Bearer of Bad News

So, it finally happened: There were too many problems you couldn’t overcome, and you had to let an employee go. Firing someone is one of the hardest things managers have to do, but the trouble doesn’t end after the former employee leaves the building. Even if the termination is not a surprise to you or the employee, it can be a surprise to your team. Handle this next stage carefully, or you might create more problems than you solve.

Avoid the Cone of Silence
“Out of sight, out of mind” never works. If you try to sweep a termination under the rug, you’ll only encourage gossip, which will erode your team’s trust in management. Remaining employees may worry about their job security and look for employment elsewhere. Communicate with the rest of your team quickly. Within 24 hours, you should hold a small meeting or send an email explaining the situation.

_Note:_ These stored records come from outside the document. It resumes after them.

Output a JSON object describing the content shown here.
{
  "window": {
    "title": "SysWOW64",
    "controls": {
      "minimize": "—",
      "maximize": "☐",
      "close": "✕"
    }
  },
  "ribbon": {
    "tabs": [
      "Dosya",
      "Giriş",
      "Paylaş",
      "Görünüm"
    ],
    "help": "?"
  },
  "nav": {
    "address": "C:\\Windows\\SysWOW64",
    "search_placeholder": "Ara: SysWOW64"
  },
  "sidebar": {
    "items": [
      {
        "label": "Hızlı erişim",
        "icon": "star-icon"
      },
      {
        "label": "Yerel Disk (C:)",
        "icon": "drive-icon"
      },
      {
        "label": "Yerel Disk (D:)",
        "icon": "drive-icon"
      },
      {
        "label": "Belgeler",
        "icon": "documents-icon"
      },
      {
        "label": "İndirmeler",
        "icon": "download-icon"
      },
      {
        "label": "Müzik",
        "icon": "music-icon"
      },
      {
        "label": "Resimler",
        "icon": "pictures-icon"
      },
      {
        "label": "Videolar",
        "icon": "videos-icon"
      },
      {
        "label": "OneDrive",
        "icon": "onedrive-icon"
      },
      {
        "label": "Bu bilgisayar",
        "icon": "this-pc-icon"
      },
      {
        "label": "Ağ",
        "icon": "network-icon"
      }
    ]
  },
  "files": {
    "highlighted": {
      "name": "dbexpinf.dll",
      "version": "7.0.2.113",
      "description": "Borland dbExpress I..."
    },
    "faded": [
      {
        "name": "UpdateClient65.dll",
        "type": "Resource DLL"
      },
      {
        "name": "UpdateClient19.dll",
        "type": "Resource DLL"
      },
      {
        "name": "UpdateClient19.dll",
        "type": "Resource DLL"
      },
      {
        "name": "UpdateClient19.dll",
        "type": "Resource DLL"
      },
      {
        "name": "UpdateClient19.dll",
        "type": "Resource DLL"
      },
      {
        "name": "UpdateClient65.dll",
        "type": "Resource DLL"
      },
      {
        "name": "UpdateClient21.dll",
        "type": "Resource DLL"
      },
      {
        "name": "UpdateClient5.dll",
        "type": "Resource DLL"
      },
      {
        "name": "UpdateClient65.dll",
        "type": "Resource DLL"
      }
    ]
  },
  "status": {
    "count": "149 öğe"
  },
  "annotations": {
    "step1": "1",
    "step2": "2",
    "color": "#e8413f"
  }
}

Choose Your Words Carefully
While it’s important to be as transparent as possible, your former employee has a right to privacy, and you don’t want to leave yourself open to legal action or be viewed as unprofessional. Resist the urge to criticize, and share only the facts. Consider saying something like “Kevin’s last day was yesterday. We will look for someone to fill the position right away, but for the time being, his work will be spread between Jasper and Victoria. If you have any questions, you can speak to your direct manager.”

Have an Open-Door Policy
If the former employee was close to their coworkers, remaining members of your team may be upset by the departure. Let your team know that they can come talk to you if they have questions. If an employee gossips about the termination, nip this in the bud by inviting them to your office to ask you questions directly. Remind them that you cannot discuss the details of the other employee’s termination, but ask what concerns they have, and address those concerns to the best of your abilities.

It would be nice if you never had to fire anyone, but those odds are slim. The best thing to do is stay calm, have a plan in place, and address each situation with respect for the sake of your team.